For every line in the data below that contains "label", copy the line.

Exercise input Start Marker

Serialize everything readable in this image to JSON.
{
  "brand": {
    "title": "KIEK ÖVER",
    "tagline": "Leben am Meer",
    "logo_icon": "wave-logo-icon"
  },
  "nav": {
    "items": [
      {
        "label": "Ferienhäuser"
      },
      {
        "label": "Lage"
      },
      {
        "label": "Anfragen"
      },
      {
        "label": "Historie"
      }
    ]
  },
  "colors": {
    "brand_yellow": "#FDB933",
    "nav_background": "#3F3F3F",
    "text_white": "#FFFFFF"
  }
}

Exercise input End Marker

**Result for this task**
        "label": "Ferienhäuser"
        "label": "Lage"
        "label": "Anfragen"
        "label": "Historie"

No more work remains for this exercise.